Household Servitude: The Domestic Lives of Roman Slaves

Within the confines of Roman households, slaves played crucial roles in ensuring the smooth functioning of daily life. They were responsible for tasks such as cooking, cleaning, childcare, and attending to the needs of their masters. In affluent households, slaves could also be trained as tutors, nurses, or even entertainers, showcasing their diverse skill sets.

Agricultural Labor: The Backbone of Roman Economy

The agricultural sector of ancient Rome relied heavily on the labor of slaves. From tending to crops in the fields to managing livestock, slaves formed the backbone of agricultural production.
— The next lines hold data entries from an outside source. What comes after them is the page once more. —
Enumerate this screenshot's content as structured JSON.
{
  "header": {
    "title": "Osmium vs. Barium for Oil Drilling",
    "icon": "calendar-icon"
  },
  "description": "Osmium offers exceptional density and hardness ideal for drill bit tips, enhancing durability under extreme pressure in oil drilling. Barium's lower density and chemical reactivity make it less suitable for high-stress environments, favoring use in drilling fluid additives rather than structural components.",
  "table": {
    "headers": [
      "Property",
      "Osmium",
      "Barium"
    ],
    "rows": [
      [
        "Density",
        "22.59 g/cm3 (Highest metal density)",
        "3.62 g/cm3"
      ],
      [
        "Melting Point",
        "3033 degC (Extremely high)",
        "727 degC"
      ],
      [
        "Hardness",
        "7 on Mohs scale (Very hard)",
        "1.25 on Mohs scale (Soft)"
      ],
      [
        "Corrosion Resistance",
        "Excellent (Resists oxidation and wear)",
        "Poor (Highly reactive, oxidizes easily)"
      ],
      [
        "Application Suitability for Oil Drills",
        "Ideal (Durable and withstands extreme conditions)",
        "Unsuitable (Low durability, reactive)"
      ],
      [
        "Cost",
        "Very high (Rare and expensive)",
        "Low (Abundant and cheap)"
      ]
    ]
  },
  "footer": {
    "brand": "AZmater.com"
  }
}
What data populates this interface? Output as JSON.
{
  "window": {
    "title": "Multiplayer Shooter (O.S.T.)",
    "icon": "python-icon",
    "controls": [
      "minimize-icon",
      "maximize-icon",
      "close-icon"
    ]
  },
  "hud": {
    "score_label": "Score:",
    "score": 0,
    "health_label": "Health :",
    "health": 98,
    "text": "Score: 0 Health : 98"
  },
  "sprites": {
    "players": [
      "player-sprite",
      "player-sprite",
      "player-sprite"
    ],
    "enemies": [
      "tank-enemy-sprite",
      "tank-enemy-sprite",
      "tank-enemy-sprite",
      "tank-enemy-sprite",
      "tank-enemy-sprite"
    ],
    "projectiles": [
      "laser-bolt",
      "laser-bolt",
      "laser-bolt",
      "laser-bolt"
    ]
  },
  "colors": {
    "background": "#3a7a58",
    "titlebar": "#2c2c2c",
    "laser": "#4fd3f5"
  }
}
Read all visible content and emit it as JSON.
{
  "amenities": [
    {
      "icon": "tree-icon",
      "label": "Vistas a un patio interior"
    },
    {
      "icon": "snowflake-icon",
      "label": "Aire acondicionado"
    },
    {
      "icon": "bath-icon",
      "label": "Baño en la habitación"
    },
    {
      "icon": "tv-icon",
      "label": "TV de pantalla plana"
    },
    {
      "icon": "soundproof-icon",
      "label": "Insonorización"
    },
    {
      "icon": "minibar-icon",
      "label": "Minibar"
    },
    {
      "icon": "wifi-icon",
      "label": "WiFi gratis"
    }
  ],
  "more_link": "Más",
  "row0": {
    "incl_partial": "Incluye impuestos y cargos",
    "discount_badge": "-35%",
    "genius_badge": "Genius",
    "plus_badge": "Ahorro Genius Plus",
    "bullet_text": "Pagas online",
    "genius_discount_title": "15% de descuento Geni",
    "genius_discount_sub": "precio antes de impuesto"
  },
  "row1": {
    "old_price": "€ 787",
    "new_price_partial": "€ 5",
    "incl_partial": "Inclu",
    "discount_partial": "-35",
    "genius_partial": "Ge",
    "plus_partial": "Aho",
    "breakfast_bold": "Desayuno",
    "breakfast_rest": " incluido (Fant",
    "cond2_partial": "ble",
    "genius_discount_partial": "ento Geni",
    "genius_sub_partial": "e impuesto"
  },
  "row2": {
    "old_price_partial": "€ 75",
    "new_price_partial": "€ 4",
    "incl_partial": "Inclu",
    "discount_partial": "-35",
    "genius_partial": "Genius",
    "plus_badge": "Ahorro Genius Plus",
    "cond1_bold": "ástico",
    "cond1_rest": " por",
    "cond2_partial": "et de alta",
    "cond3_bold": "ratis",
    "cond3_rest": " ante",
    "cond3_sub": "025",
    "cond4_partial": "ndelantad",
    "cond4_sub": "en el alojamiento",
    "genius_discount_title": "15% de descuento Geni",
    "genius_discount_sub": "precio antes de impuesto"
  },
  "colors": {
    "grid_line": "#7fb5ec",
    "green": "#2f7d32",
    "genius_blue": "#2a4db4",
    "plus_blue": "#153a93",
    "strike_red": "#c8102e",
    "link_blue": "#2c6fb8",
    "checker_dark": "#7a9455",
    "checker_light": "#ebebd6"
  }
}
Their labor contributed significantly to the empire’s food supply and economic prosperity, making them indispensable to the agrarian society of ancient Rome.

Urban Labor: From Workshops to Public Works

In urban settings, Roman slaves were involved in various forms of labor, including craftsmanship, manufacturing, and construction. Skilled artisans and craftsmen among the slaves produced goods ranging from pottery and textiles to metalwork and furniture. Moreover, slaves were also employed in public works projects, such as building roads, aqueducts, and monuments, contributing to the grandeur of Rome’s infrastructure.

Living Conditions: The Harsh Realities of Roman Slavery

Life as a Roman slave was fraught with hardships and challenges. Many slaves endured grueling work conditions, inadequate food and shelter, and the constant threat of punishment or abuse from their masters. While some slaves enjoyed relatively better treatment and privileges, the majority lived in conditions of deprivation and oppression, deprived of basic human rights and dignity.

Resistance and Rebellion: The Quest for Freedom

Despite their oppressed status, Roman slaves did not passively accept their fate. Throughout history, there were numerous instances of slave uprisings and acts of resistance against their oppressors. One of the most famous rebellions was led by Spartacus, a former gladiator who rallied thousands of slaves in a revolt against the Roman Republic. Although many of these rebellions were ultimately suppressed, they served as poignant reminders of the resilience and determination of the enslaved population.

Legacy and Impact: The Endurance of Roman Slavery

The institution of slavery persisted in ancient Rome for centuries, leaving a lasting impact on the socio-economic fabric of the empire. While slavery was eventually abolished with the decline of the Roman Empire, its legacy continued to reverberate throughout history, shaping the course of human civilization. The stories of Roman slaves serve as a poignant reminder of the complexities of the past and the enduring struggle for freedom and equality.